In the last five years, ARM Holdings shares went up almost nine-fold and dividend per share has more than doubled. ARM Holdings has a good dividend history in the last five years. The company even posted double-digit expansion in 2009 despite a slight fall in earnings. From 2009 to 2012, it has shown progressive dividend growth from 2.42 pence, or $0.04 per share, to 4.5 pence, or $0.07 per share. The current PEG ratio of less than one also reflects that it's still potentially undervalued. Brokers expect earnings to rise 36% this year and 24% in 2014, which will further support healthy dividend growth.
Strong line of processors
Qualcomm is the long-term evolution, or LTE, chipset leader in the smartphone processor manufacturing market. In 2012, Qualcomm held nearly 86% of the total market share of LTE chipsets. It is also leading the mobile device GPU, or graphics processing unit, market with over 25% of the market share last year. Qualcomm licensed its designs from ARM Holdings.
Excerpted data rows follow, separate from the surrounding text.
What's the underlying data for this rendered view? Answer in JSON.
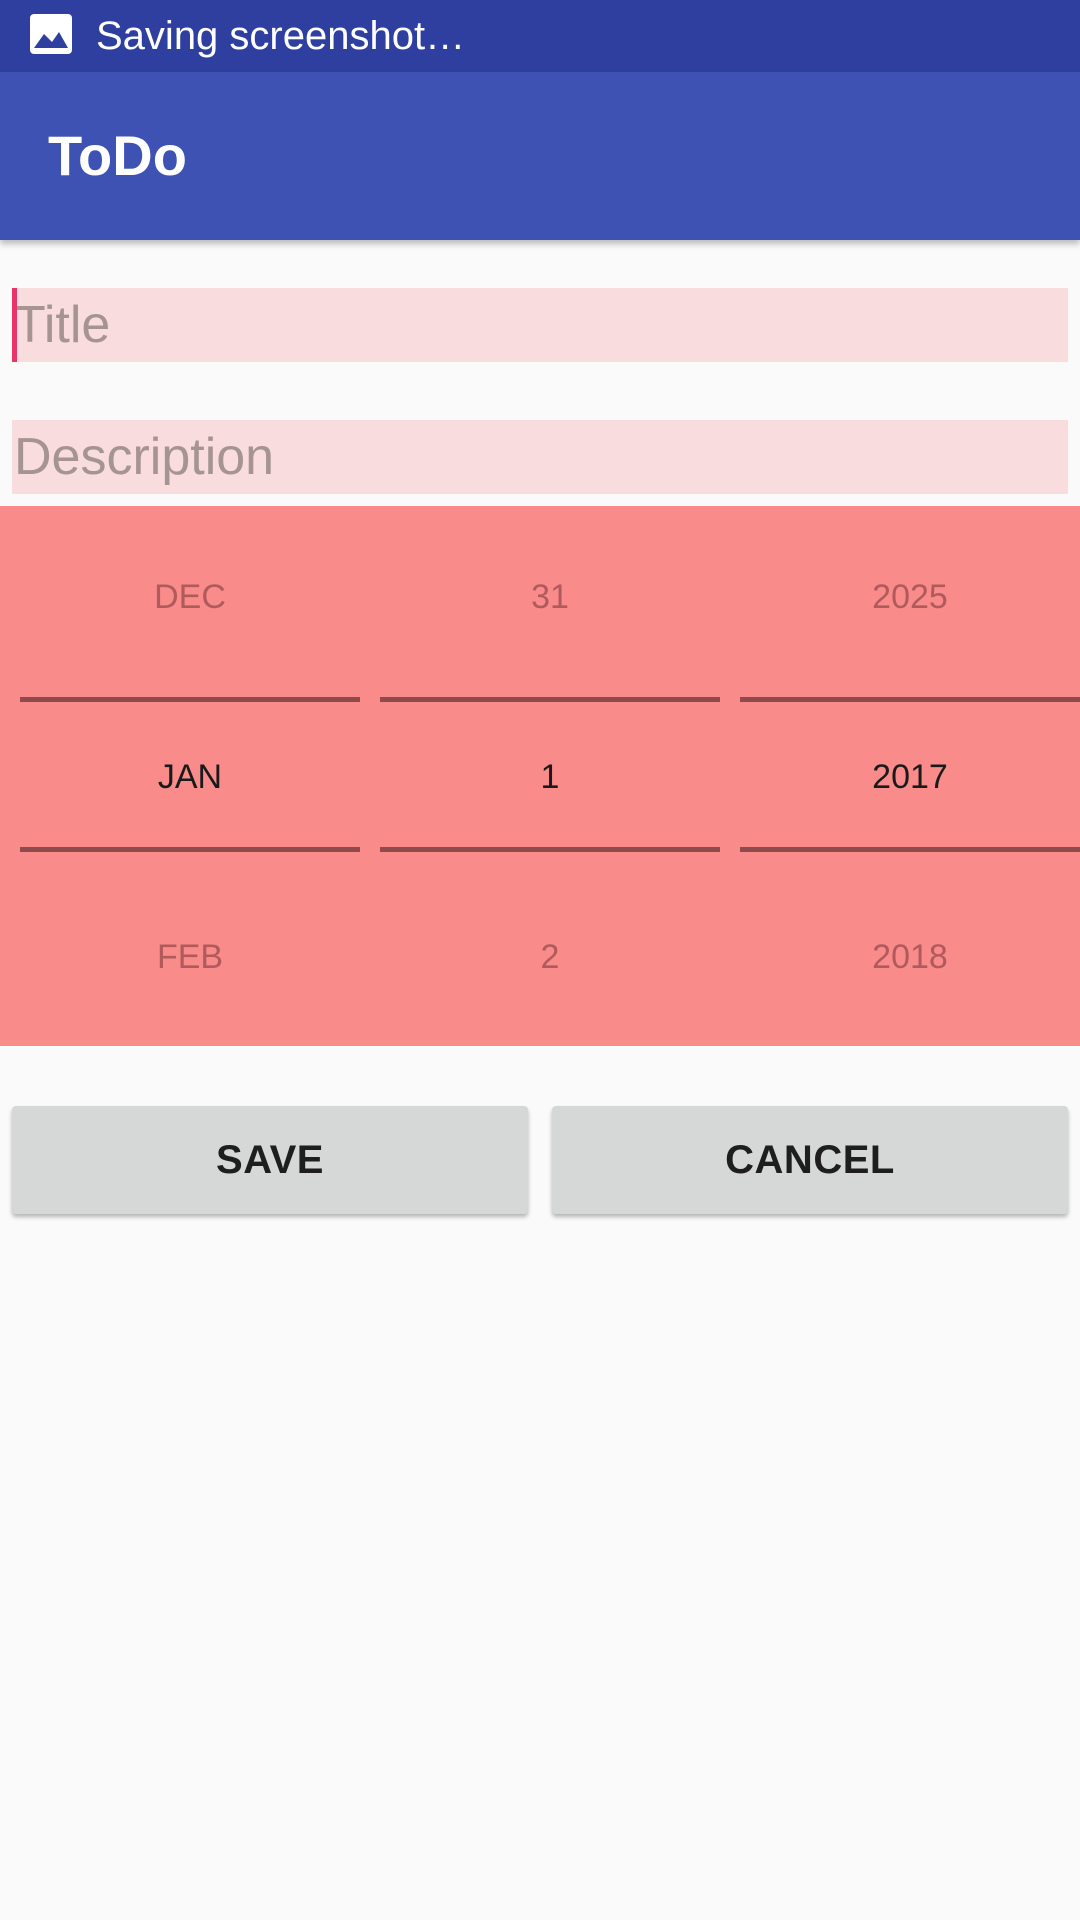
{
  "status_bar": {
    "icon": "image-icon",
    "text": "Saving screenshot…",
    "color": "#2e3f9f"
  },
  "app_bar": {
    "title": "ToDo",
    "color": "#3d52b3"
  },
  "form": {
    "title_placeholder": "Title",
    "title_value": "",
    "description_placeholder": "Description",
    "description_value": ""
  },
  "date_picker": {
    "background": "#f98b8b",
    "month": {
      "prev": "DEC",
      "selected": "JAN",
      "next": "FEB"
    },
    "day": {
      "prev": "31",
      "selected": "1",
      "next": "2"
    },
    "year": {
      "prev": "2025",
      "selected": "2017",
      "next": "2018"
    }
  },
  "actions": {
    "save_label": "SAVE",
    "cancel_label": "CANCEL"
  }
}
In the second quarter of 2013, Qualcomm reported strong revenue from licensing and wireless business. Added to it, Qualcomm shipped 173 million units of mobile chips, up 14% from the previous year. As a result, its revenue rose 24% year over year to $6.12 billion. The company expects third-quarter revenue to climb by at least 25%. As Qualcomm is used in HTC One, many Galaxy S 4 models, and the Optimus G Pro, it is very likely that this company will achieve its future prospects.
The company has a strong S4 line of processors like MSM8960, a dual-core chip with integrated LTE, and the APQ8064, a quad-core processor without the integrated modem. The dual-core version is present in all the high-end Windows Phones, Samsung Galaxy S III, and other Android phones. The quad-core version, sometimes called the Snapdragon S4 Pro, is present in a number of high-end phones like Google Nexus 7, Nokia Lumia 925, Sony Xperia Z, etc. Additionally, its most awaited Snapdragon 800 is due in the second half of 2013, which will further boost its market presence. It is produced on TSMC's 28-nanometer HPM, or high performance for mobile, process, which enables the CPU cores to run at 2.3GHz. It uses a new version of the core known as Krait 400, which will deliver up to 40% better performance than the Snapdragon S4 Pro. Qualcomm's architecture allows each of the cores to run at a variable frequency, unlike ARM's LITTLE plan, which uses the same speed. As a result, Qualcomm enables better performance than ARM Holdings.
Mobile traction has rewarded Qualcomm's shareholders with a 40% hike in quarterly dividends and a new $5 billion share buyback program. The company has declared a quarterly dividend of $0.35 per share, up from $0.25 previously. It will also have a 21.5% annualized raise in its dividends by 2014, and the new yield of 2.2% makes Qualcomm one of the most attractive dividend payers in the tech sector.
The Processed Conclusion
The Trio -- Intel, ARM Holdings, and Qualcomm -- offers strong growth potential in mobile chips and processors. These companies also have attractive dividend policies, which makes them strong bets for your portfolio. The rapid growth in smartphones will further help these companies to enjoy better futures in manufacturing or designing mobile chips and processors. I recommend buying these stocks for long-term growth.